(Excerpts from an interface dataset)
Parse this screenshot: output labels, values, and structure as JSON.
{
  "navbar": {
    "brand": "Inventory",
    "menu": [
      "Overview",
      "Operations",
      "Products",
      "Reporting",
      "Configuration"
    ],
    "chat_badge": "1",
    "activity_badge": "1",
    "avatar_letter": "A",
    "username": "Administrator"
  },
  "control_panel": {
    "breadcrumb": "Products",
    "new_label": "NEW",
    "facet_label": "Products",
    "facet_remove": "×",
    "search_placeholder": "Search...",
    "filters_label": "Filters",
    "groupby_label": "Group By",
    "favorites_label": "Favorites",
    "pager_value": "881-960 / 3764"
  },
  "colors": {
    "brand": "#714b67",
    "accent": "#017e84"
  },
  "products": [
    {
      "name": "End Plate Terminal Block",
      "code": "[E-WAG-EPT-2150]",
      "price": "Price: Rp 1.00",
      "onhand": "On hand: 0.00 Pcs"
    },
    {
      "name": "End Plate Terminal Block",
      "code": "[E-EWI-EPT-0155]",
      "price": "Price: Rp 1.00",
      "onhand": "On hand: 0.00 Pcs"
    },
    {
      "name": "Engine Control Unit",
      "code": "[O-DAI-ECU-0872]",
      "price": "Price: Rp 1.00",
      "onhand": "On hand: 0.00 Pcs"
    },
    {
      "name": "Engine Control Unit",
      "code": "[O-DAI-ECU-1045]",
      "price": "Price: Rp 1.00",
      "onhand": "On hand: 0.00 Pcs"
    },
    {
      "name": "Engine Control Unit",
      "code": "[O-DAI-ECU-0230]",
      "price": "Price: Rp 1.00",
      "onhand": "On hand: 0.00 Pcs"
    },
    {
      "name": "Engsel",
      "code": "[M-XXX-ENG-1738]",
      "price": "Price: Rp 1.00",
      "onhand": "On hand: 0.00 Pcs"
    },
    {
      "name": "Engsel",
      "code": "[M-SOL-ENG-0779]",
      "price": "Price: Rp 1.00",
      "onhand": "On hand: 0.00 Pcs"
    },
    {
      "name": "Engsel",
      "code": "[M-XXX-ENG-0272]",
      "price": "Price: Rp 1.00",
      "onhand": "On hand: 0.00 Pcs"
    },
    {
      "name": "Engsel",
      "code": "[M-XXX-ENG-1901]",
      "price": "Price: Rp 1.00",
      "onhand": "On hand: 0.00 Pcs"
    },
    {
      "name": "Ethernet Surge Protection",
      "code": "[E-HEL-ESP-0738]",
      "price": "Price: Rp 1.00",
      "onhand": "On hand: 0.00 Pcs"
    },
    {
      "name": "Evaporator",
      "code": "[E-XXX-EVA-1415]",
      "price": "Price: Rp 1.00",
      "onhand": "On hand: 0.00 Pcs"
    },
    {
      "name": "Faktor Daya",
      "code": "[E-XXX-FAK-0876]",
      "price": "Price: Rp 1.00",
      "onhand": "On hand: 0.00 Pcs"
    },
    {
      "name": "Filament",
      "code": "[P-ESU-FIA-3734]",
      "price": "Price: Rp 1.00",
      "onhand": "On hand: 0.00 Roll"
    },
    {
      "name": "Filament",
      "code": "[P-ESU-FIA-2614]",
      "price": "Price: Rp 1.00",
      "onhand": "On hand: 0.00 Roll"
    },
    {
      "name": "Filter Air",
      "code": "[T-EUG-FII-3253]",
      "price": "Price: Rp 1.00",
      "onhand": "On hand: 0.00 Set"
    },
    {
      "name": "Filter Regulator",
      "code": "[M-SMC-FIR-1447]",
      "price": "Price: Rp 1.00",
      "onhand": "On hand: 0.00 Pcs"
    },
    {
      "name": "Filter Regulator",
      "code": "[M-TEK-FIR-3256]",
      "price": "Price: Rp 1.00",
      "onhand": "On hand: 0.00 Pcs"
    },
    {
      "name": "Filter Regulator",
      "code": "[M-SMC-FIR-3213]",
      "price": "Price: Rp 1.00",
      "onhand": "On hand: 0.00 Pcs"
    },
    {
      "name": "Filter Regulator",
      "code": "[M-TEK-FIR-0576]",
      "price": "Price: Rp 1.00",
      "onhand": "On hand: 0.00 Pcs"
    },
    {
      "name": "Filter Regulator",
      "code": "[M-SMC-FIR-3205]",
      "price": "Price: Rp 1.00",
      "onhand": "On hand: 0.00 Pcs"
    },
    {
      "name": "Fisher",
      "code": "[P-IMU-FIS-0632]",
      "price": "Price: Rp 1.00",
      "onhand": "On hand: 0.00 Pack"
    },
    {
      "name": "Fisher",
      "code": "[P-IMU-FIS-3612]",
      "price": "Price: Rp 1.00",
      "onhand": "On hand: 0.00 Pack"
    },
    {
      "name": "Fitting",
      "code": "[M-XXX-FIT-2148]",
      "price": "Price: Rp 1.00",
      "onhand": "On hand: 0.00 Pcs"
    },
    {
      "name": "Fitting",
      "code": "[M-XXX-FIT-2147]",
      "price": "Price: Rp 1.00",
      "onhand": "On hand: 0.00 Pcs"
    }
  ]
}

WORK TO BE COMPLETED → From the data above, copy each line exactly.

YOUR RESPONSE →
Parse this screenshot: output labels, values, and structure as JSON.
{
  "navbar": {
    "brand": "Inventory",
    "menu": [
      "Overview",
      "Operations",
      "Products",
      "Reporting",
      "Configuration"
    ],
    "chat_badge": "1",
    "activity_badge": "1",
    "avatar_letter": "A",
    "username": "Administrator"
  },
  "control_panel": {
    "breadcrumb": "Products",
    "new_label": "NEW",
    "facet_label": "Products",
    "facet_remove": "×",
    "search_placeholder": "Search...",
    "filters_label": "Filters",
    "groupby_label": "Group By",
    "favorites_label": "Favorites",
    "pager_value": "881-960 / 3764"
  },
  "colors": {
    "brand": "#714b67",
    "accent": "#017e84"
  },
  "products": [
    {
      "name": "End Plate Terminal Block",
      "code": "[E-WAG-EPT-2150]",
      "price": "Price: Rp 1.00",
      "onhand": "On hand: 0.00 Pcs"
    },
    {
      "name": "End Plate Terminal Block",
      "code": "[E-EWI-EPT-0155]",
      "price": "Price: Rp 1.00",
      "onhand": "On hand: 0.00 Pcs"
    },
    {
      "name": "Engine Control Unit",
      "code": "[O-DAI-ECU-0872]",
      "price": "Price: Rp 1.00",
      "onhand": "On hand: 0.00 Pcs"
    },
    {
      "name": "Engine Control Unit",
      "code": "[O-DAI-ECU-1045]",
      "price": "Price: Rp 1.00",
      "onhand": "On hand: 0.00 Pcs"
    },
    {
      "name": "Engine Control Unit",
      "code": "[O-DAI-ECU-0230]",
      "price": "Price: Rp 1.00",
      "onhand": "On hand: 0.00 Pcs"
    },
    {
      "name": "Engsel",
      "code": "[M-XXX-ENG-1738]",
      "price": "Price: Rp 1.00",
      "onhand": "On hand: 0.00 Pcs"
    },
    {
      "name": "Engsel",
      "code": "[M-SOL-ENG-0779]",
      "price": "Price: Rp 1.00",
      "onhand": "On hand: 0.00 Pcs"
    },
    {
      "name": "Engsel",
      "code": "[M-XXX-ENG-0272]",
      "price": "Price: Rp 1.00",
      "onhand": "On hand: 0.00 Pcs"
    },
    {
      "name": "Engsel",
      "code": "[M-XXX-ENG-1901]",
      "price": "Price: Rp 1.00",
      "onhand": "On hand: 0.00 Pcs"
    },
    {
      "name": "Ethernet Surge Protection",
      "code": "[E-HEL-ESP-0738]",
      "price": "Price: Rp 1.00",
      "onhand": "On hand: 0.00 Pcs"
    },
    {
      "name": "Evaporator",
      "code": "[E-XXX-EVA-1415]",
      "price": "Price: Rp 1.00",
      "onhand": "On hand: 0.00 Pcs"
    },
    {
      "name": "Faktor Daya",
      "code": "[E-XXX-FAK-0876]",
      "price": "Price: Rp 1.00",
      "onhand": "On hand: 0.00 Pcs"
    },
    {
      "name": "Filament",
      "code": "[P-ESU-FIA-3734]",
      "price": "Price: Rp 1.00",
      "onhand": "On hand: 0.00 Roll"
    },
    {
      "name": "Filament",
      "code": "[P-ESU-FIA-2614]",
      "price": "Price: Rp 1.00",
      "onhand": "On hand: 0.00 Roll"
    },
    {
      "name": "Filter Air",
      "code": "[T-EUG-FII-3253]",
      "price": "Price: Rp 1.00",
      "onhand": "On hand: 0.00 Set"
    },
    {
      "name": "Filter Regulator",
      "code": "[M-SMC-FIR-1447]",
      "price": "Price: Rp 1.00",
      "onhand": "On hand: 0.00 Pcs"
    },
    {
      "name": "Filter Regulator",
      "code": "[M-TEK-FIR-3256]",
      "price": "Price: Rp 1.00",
      "onhand": "On hand: 0.00 Pcs"
    },
    {
      "name": "Filter Regulator",
      "code": "[M-SMC-FIR-3213]",
      "price": "Price: Rp 1.00",
      "onhand": "On hand: 0.00 Pcs"
    },
    {
      "name": "Filter Regulator",
      "code": "[M-TEK-FIR-0576]",
      "price": "Price: Rp 1.00",
      "onhand": "On hand: 0.00 Pcs"
    },
    {
      "name": "Filter Regulator",
      "code": "[M-SMC-FIR-3205]",
      "price": "Price: Rp 1.00",
      "onhand": "On hand: 0.00 Pcs"
    },
    {
      "name": "Fisher",
      "code": "[P-IMU-FIS-0632]",
      "price": "Price: Rp 1.00",
      "onhand": "On hand: 0.00 Pack"
    },
    {
      "name": "Fisher",
      "code": "[P-IMU-FIS-3612]",
      "price": "Price: Rp 1.00",
      "onhand": "On hand: 0.00 Pack"
    },
    {
      "name": "Fitting",
      "code": "[M-XXX-FIT-2148]",
      "price": "Price: Rp 1.00",
      "onhand": "On hand: 0.00 Pcs"
    },
    {
      "name": "Fitting",
      "code": "[M-XXX-FIT-2147]",
      "price": "Price: Rp 1.00",
      "onhand": "On hand: 0.00 Pcs"
    }
  ]
}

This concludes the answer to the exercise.